[Given records Boundary: Start]
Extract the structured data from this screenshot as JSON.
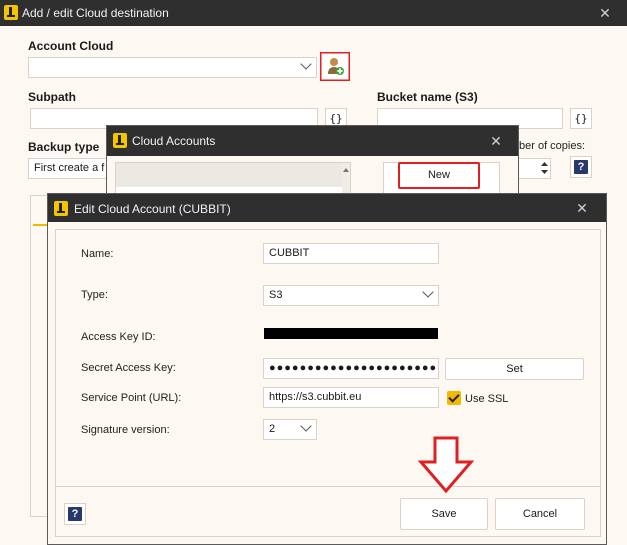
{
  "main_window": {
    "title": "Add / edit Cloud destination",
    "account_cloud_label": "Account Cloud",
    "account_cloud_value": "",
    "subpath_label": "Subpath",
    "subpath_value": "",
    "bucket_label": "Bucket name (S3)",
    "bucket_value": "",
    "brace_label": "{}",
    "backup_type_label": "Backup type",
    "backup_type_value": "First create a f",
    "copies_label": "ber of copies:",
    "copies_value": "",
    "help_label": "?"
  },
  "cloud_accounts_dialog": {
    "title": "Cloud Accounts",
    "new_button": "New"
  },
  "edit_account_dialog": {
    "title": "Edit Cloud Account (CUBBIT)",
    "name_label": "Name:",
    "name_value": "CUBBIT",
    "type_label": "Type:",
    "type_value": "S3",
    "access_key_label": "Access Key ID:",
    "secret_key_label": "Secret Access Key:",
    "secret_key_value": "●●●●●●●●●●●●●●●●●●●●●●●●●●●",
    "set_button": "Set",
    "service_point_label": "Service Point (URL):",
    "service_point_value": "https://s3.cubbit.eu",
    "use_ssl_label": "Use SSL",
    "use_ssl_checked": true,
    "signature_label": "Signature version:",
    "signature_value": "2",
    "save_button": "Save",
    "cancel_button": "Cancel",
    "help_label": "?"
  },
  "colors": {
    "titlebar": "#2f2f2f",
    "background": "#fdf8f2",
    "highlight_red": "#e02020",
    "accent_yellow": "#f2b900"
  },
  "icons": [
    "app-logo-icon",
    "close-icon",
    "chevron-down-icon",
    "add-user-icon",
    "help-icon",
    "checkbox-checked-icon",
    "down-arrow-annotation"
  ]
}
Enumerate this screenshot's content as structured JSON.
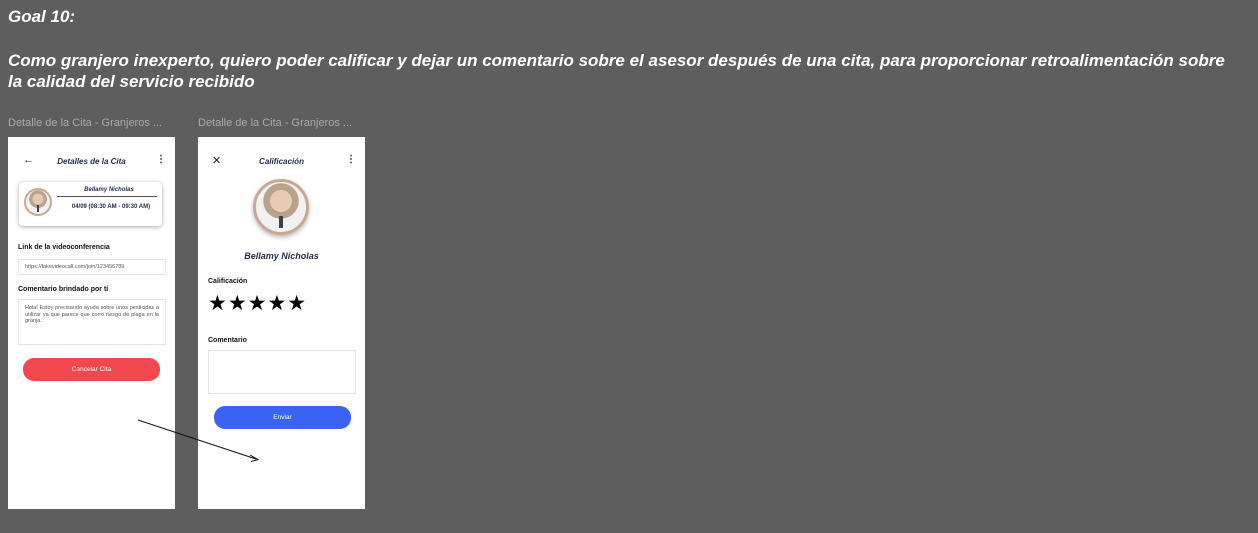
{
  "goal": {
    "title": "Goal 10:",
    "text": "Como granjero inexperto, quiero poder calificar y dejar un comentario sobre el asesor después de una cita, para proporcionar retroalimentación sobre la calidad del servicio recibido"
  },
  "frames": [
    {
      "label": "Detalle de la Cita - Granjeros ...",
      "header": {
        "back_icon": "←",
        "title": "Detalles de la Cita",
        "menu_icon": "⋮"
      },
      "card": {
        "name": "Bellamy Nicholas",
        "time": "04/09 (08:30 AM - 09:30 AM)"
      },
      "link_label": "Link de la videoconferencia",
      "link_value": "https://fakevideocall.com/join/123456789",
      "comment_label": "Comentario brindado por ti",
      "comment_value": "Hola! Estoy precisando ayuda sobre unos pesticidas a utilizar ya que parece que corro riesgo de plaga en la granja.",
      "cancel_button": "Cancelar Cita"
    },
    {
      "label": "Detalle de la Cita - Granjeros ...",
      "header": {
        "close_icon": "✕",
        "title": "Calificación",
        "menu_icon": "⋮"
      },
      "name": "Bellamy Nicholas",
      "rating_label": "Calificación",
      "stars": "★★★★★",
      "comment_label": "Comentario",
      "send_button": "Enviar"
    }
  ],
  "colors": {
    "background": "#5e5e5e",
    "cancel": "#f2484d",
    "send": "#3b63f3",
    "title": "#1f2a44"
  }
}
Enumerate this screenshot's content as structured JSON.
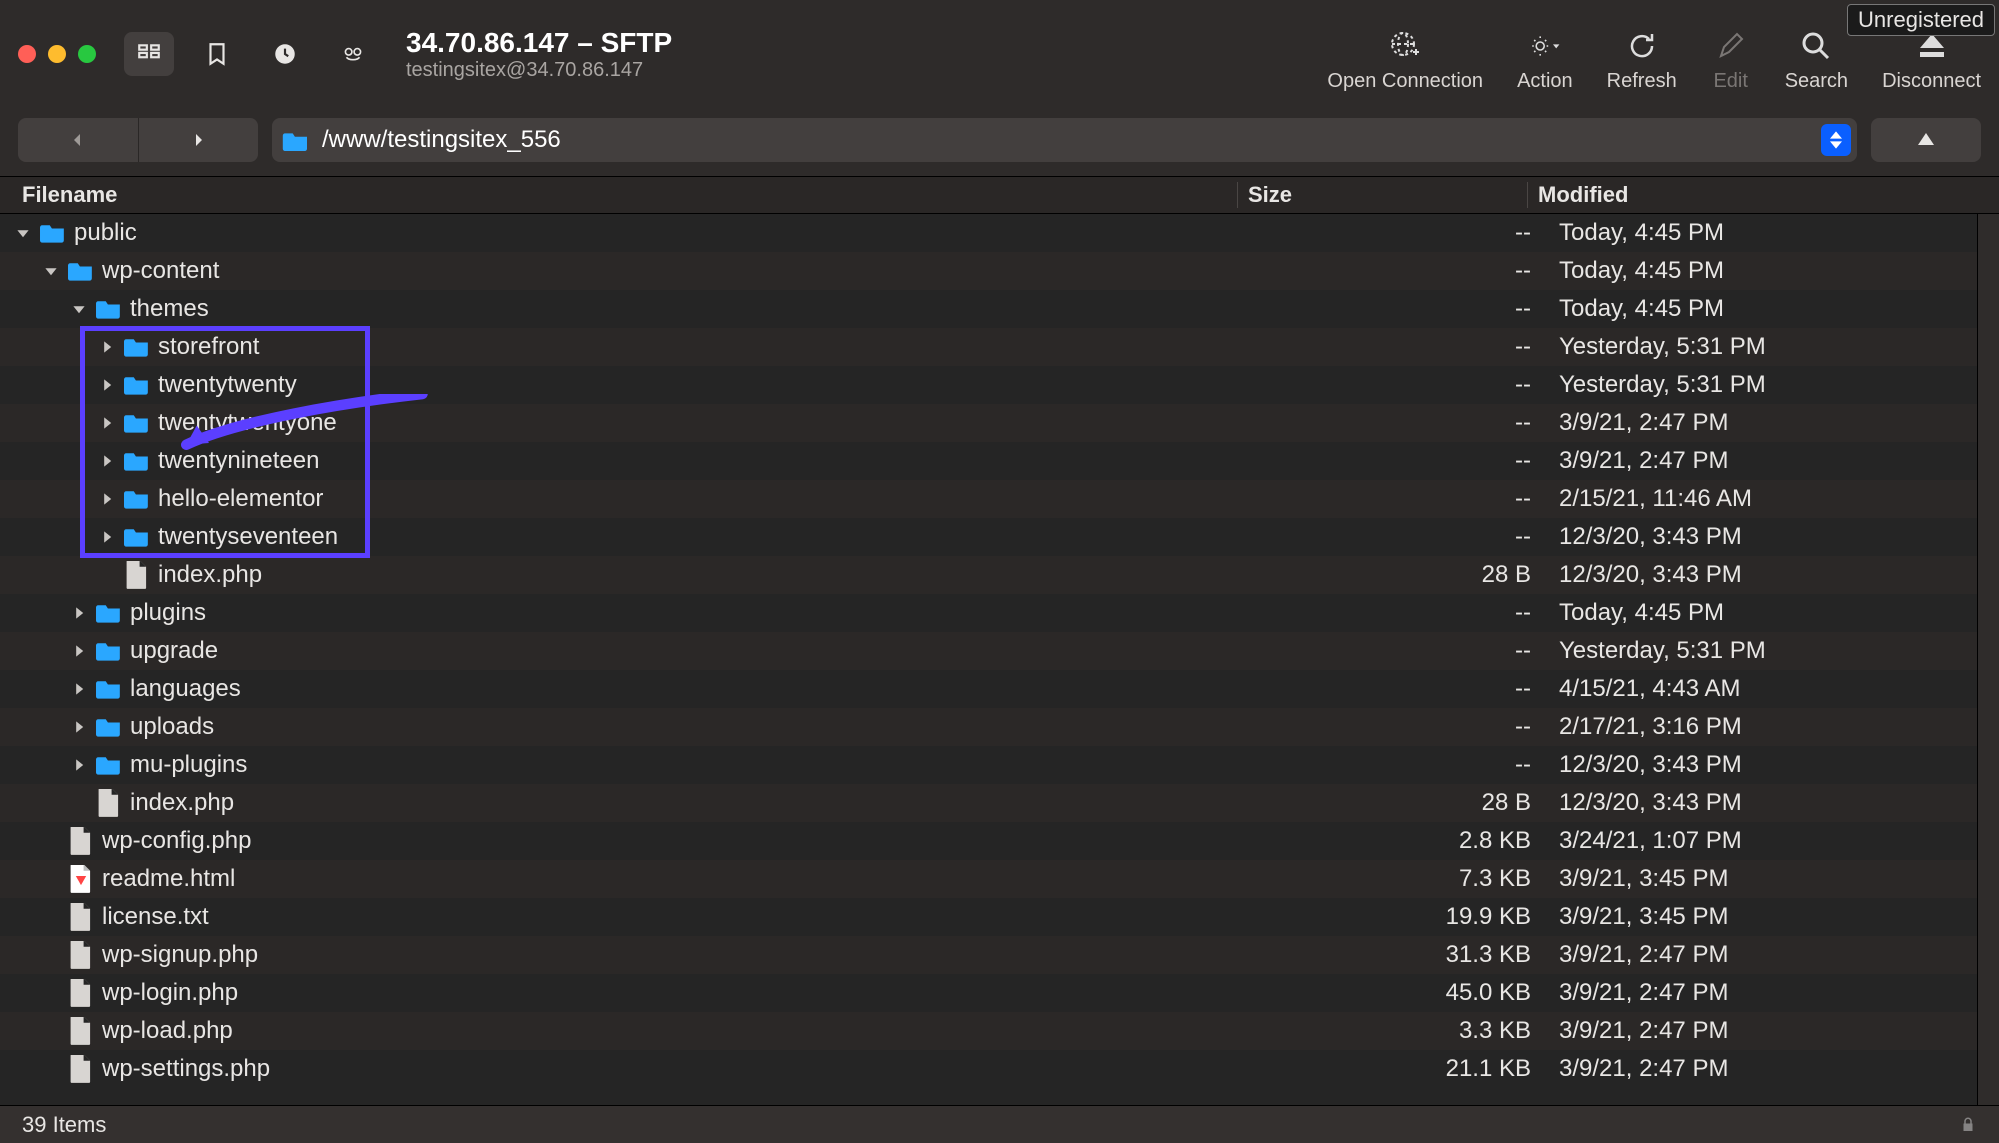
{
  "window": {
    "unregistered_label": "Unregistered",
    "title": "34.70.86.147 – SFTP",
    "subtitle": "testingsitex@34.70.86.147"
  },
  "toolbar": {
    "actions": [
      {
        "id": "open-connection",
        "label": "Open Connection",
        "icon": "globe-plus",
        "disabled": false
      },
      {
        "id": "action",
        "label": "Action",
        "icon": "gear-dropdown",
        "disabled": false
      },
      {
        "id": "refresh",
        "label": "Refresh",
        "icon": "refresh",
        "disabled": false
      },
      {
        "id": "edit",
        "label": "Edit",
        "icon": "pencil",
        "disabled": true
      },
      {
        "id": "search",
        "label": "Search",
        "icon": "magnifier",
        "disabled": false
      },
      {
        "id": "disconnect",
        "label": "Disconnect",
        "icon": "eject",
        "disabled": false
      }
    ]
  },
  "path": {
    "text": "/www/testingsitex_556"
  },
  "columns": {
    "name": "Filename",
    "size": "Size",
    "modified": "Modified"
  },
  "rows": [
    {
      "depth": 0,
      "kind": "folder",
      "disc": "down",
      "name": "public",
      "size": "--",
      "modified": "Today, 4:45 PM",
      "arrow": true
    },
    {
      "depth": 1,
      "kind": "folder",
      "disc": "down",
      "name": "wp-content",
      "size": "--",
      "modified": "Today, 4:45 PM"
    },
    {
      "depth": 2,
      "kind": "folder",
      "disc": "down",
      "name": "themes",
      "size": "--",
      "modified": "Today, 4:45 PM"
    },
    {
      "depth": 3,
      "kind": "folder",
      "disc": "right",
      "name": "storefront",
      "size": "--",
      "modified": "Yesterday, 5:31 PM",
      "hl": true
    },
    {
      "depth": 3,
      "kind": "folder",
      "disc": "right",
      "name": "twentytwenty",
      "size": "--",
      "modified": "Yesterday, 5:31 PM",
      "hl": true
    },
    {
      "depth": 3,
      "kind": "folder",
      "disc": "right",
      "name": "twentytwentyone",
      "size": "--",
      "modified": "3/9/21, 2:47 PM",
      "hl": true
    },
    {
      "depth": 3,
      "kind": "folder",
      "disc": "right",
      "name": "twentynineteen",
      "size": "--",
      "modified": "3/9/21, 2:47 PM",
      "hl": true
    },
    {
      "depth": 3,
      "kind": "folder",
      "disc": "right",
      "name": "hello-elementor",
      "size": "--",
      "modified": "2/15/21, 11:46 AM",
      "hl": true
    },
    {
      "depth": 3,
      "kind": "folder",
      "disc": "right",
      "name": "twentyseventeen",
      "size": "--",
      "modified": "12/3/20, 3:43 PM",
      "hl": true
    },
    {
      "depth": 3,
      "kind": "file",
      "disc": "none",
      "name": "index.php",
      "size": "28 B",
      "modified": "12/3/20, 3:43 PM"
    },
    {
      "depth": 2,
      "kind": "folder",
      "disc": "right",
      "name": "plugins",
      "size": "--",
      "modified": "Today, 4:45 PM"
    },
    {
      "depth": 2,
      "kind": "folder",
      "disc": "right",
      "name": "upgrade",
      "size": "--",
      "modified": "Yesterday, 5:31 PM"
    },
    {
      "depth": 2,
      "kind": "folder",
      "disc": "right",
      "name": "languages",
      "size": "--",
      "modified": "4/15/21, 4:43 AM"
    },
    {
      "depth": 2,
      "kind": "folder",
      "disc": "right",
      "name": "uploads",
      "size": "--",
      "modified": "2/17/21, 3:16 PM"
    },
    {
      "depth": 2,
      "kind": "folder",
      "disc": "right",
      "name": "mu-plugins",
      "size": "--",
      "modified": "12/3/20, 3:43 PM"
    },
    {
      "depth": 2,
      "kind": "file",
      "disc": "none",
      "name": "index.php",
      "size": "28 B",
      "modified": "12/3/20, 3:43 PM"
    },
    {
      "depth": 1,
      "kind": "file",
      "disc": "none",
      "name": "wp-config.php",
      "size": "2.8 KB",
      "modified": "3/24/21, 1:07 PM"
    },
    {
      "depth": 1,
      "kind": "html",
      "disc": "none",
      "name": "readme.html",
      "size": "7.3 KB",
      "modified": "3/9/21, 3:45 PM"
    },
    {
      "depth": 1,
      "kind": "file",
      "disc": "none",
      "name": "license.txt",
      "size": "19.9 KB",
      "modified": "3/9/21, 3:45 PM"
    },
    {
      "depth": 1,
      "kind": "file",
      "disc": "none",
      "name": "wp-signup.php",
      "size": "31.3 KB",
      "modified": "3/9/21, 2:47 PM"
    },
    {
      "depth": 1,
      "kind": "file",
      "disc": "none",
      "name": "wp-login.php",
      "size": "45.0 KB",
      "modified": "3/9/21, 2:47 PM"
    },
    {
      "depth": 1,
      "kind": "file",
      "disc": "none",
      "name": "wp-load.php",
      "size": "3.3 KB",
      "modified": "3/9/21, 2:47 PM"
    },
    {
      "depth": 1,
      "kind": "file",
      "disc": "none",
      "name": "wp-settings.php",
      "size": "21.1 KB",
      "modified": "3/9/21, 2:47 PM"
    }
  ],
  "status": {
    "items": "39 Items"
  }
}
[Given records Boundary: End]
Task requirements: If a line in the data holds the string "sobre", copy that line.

Reply to the exercise:
    "text": "Como granjero inexperto, quiero poder calificar y dejar un comentario sobre el asesor después de una cita, para proporcionar retroalimentación sobre la calidad del servicio recibido"
      "comment_value": "Hola! Estoy precisando ayuda sobre unos pesticidas a utilizar ya que parece que corro riesgo de plaga en la granja.",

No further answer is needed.